“I find that most people in this sector are women. They have a monopoly on a lot of jobs around gender and child welfare. So for a man, it is good as we are under-represented in a lot of areas. Having said that, it seems to me that there are too many men at the top end of the sector, and this should perhaps change, although I think the humanitarian sector must be better than average regarding equality.”
With regard to the different demographics variables (gender, age, ethnicity, nationality) and how all of them, not just gender interact is critical. There is a growing literature about “intersectionality” focusing on how an individual’s many biological and social identity characteristics interact on multiple levels, and for me this phenomena is even more complicated when imagining how aid worker identity is understood both from a first person perspective and in the eye’s of the beneficiaries.
In the words of Annalisa Addis (cited above),

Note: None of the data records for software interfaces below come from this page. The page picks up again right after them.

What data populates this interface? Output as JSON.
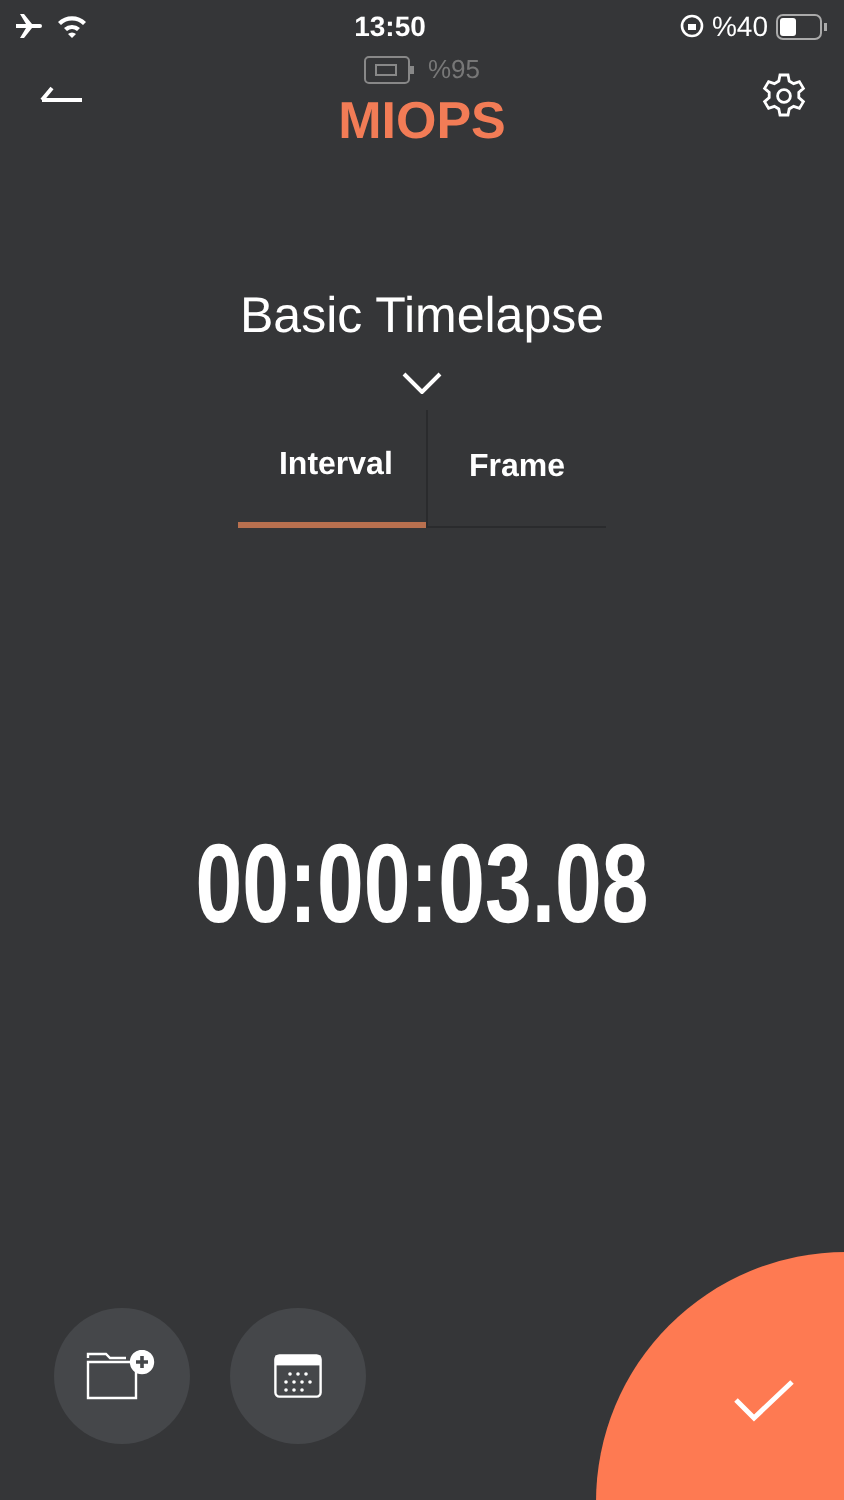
{
  "status_bar": {
    "time": "13:50",
    "battery": "%40"
  },
  "header": {
    "device_battery": "%95",
    "logo": "MIOPS"
  },
  "mode": {
    "title": "Basic Timelapse"
  },
  "tabs": [
    {
      "label": "Interval",
      "selected": true
    },
    {
      "label": "Frame",
      "selected": false
    }
  ],
  "timer": "00:00:03.08"
}
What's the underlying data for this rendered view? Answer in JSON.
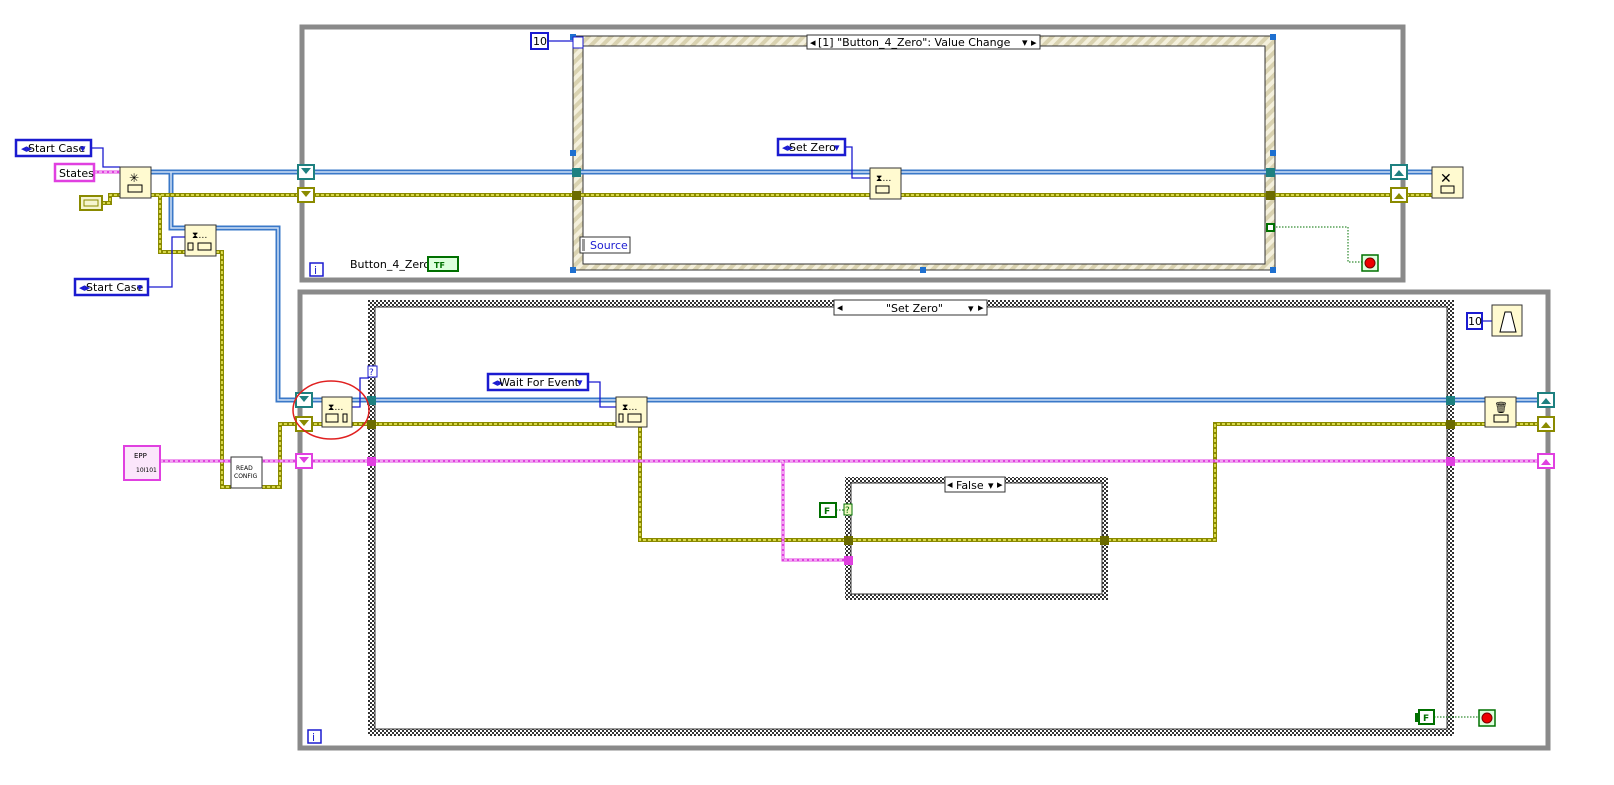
{
  "diagram": {
    "left": {
      "start_case_1": "Start Case",
      "states_label": "States",
      "start_case_2": "Start Case",
      "epp_label": "EPP",
      "epp_glyph": "10I101",
      "read_config": [
        "READ",
        "CONFIG"
      ]
    },
    "event_loop": {
      "timeout_constant": "10",
      "event_selector": "[1] \"Button_4_Zero\": Value Change",
      "source_label": "Source",
      "set_zero_enum": "Set Zero",
      "button_label": "Button_4_Zero",
      "button_terminal": "TF",
      "iteration_terminal": "i"
    },
    "consumer_loop": {
      "case_selector": "\"Set Zero\"",
      "wait_for_event_enum": "Wait For Event",
      "inner_case_selector": "False",
      "false_constant": "F",
      "false_constant_2": "F",
      "metronome_constant": "10",
      "error_case_terminal": "?",
      "inner_case_terminal": "?",
      "iteration_terminal": "i"
    },
    "annotation_color": "#e02020",
    "wire_colors": {
      "queue": "#3a78c8",
      "error": "#c8c800",
      "string": "#e040e0",
      "boolean": "#007000"
    }
  }
}
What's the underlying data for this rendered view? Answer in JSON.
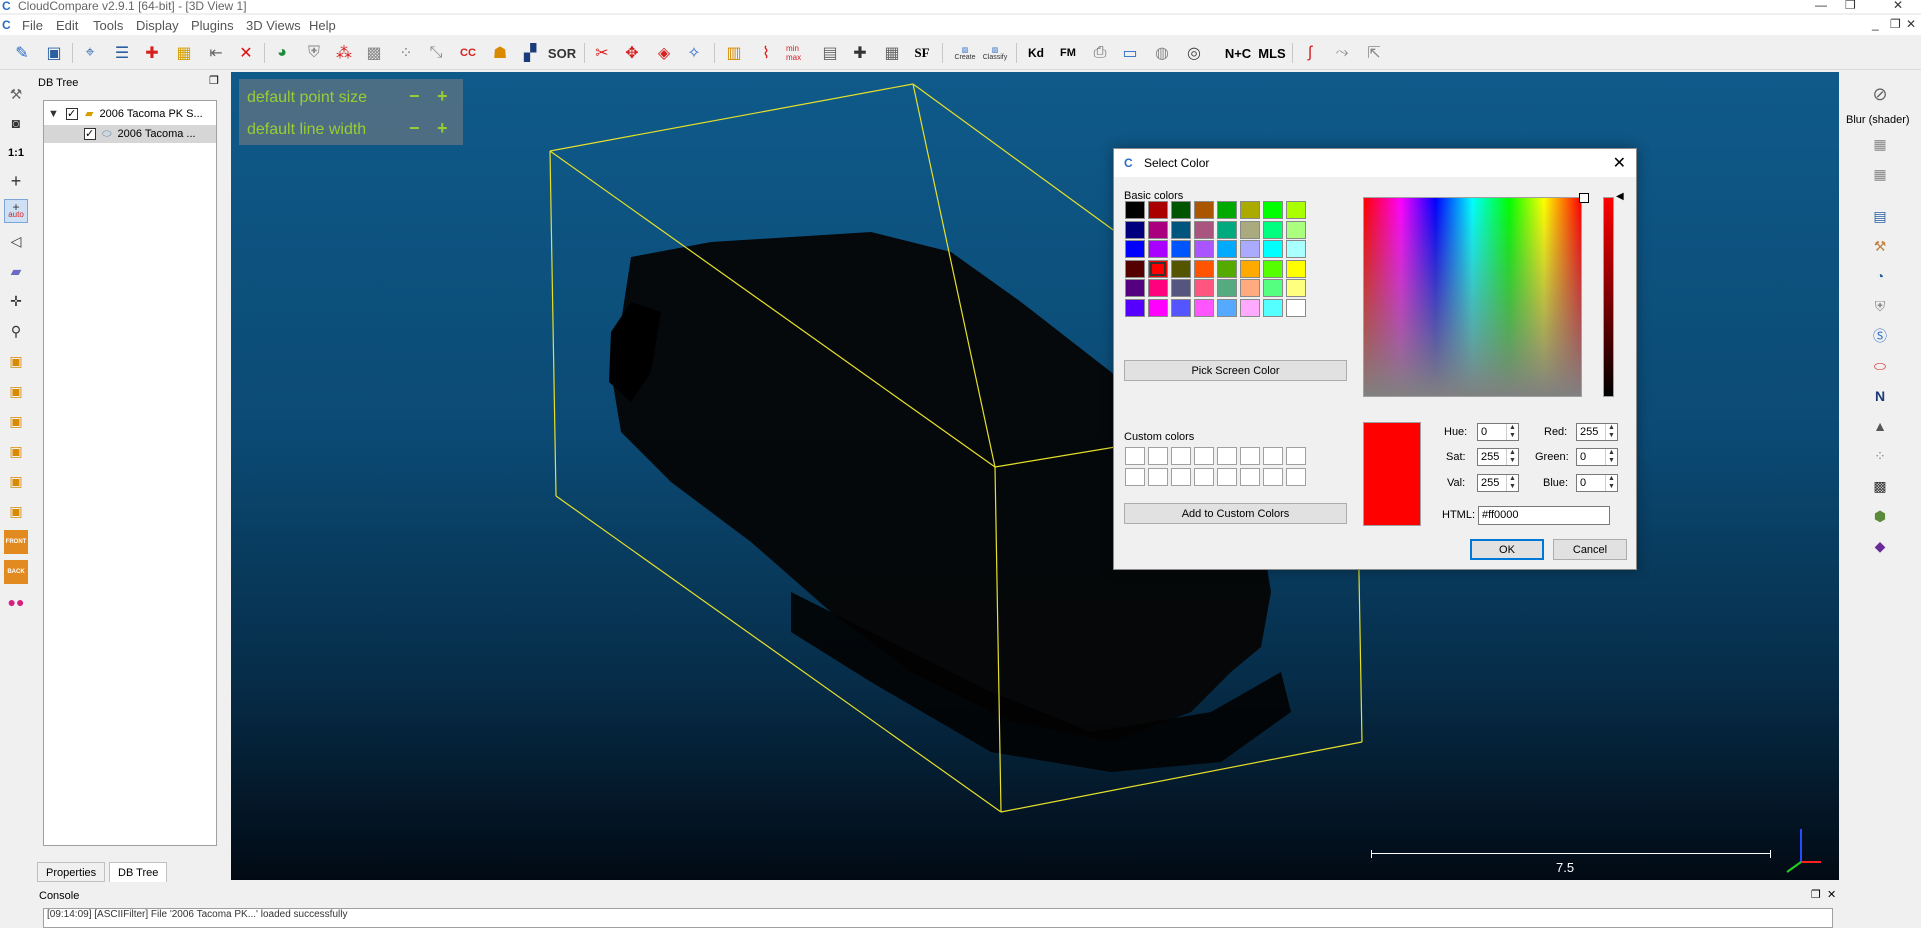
{
  "window": {
    "title": "CloudCompare v2.9.1 [64-bit] - [3D View 1]"
  },
  "menu": [
    "File",
    "Edit",
    "Tools",
    "Display",
    "Plugins",
    "3D Views",
    "Help"
  ],
  "toolbar": {
    "sor_label": "SOR",
    "sf_label": "SF",
    "canupo_create": "Create",
    "canupo_classify": "Classify",
    "kd_label": "Kd",
    "fm_label": "FM",
    "nc_label": "N+C",
    "mls_label": "MLS"
  },
  "left_toolbar": {
    "one_to_one": "1:1",
    "auto": "auto",
    "front": "FRONT",
    "back": "BACK"
  },
  "db_panel": {
    "header": "DB Tree",
    "items": [
      {
        "label": "2006 Tacoma PK S...",
        "checked": true,
        "expanded": true
      },
      {
        "label": "2006 Tacoma ...",
        "checked": true
      }
    ],
    "tabs": [
      "Properties",
      "DB Tree"
    ],
    "active_tab": "DB Tree"
  },
  "view3d": {
    "overlay": {
      "point_size_label": "default point size",
      "line_width_label": "default line width",
      "minus": "−",
      "plus": "+"
    },
    "scale_value": "7.5"
  },
  "right_panel": {
    "blur_label": "Blur (shader)",
    "n_label": "N"
  },
  "console": {
    "label": "Console",
    "text": "[09:14:09] [ASCIIFilter] File '2006 Tacoma PK...' loaded successfully"
  },
  "dialog": {
    "title": "Select Color",
    "basic_colors_label": "Basic colors",
    "basic_colors": [
      [
        "#000000",
        "#aa0000",
        "#005500",
        "#aa5500",
        "#00aa00",
        "#aaaa00",
        "#00ff00",
        "#aaff00"
      ],
      [
        "#00007f",
        "#aa007f",
        "#00557f",
        "#aa557f",
        "#00aa7f",
        "#aaaa7f",
        "#00ff7f",
        "#aaff7f"
      ],
      [
        "#0000ff",
        "#aa00ff",
        "#0055ff",
        "#aa55ff",
        "#00aaff",
        "#aaaaff",
        "#00ffff",
        "#aaffff"
      ],
      [
        "#550000",
        "#ff0000",
        "#555500",
        "#ff5500",
        "#55aa00",
        "#ffaa00",
        "#55ff00",
        "#ffff00"
      ],
      [
        "#55007f",
        "#ff007f",
        "#55557f",
        "#ff557f",
        "#55aa7f",
        "#ffaa7f",
        "#55ff7f",
        "#ffff7f"
      ],
      [
        "#5500ff",
        "#ff00ff",
        "#5555ff",
        "#ff55ff",
        "#55aaff",
        "#ffaaff",
        "#55ffff",
        "#ffffff"
      ]
    ],
    "selected_basic": [
      3,
      1
    ],
    "pick_screen_label": "Pick Screen Color",
    "custom_colors_label": "Custom colors",
    "add_custom_label": "Add to Custom Colors",
    "current_color": "#ff0000",
    "fields": {
      "hue_label": "Hue:",
      "hue": "0",
      "sat_label": "Sat:",
      "sat": "255",
      "val_label": "Val:",
      "val": "255",
      "red_label": "Red:",
      "red": "255",
      "green_label": "Green:",
      "green": "0",
      "blue_label": "Blue:",
      "blue": "0",
      "html_label": "HTML:",
      "html": "#ff0000"
    },
    "ok_label": "OK",
    "cancel_label": "Cancel"
  }
}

“In the context of aid work, all these things get reshuffled, so being a woman might actually be an advantage (or a non-issue) in certain situations, but you may still get problems (or special treatment) due to your skin colour, or your age. At the end of the day, you are ALL these things at once – what changes are the implications attached to each of them, and which ones prevail. This resonates with those respondents who felt sort of genderless, but very much racialised, in the context of aid work. Crucially, intersectionality illuminates why the simple fact of “being a woman” is not sufficient to make any sort of generalisation (you need to differentiate among women of different ethnicities, from different backgrounds, of different age groups, etc.). Local authorities may listen to NGO country directors regardless of their gender, because they can provide or withold critical resources: in this case power is more relevant than gender, but there may be millions of examples where other considerations prevail.”
There is so much more to report from our survey data about this general topic, so stay tuned. In my next posts I’ll comment more about gender differences and about the impact of all of the social variables on the lives of aid workers. Perhaps the sociologist Irving Goffman was on to something when he said “This special kind of institutional arrangement [that we find ourself in] does not so much support the self as constitute it.” Indeed, in many respects we are as others see us, like it or not.
Thoughts, questions or comments? Reach me via email.
Special thanks go to Annalisa Addis who contributed to this post.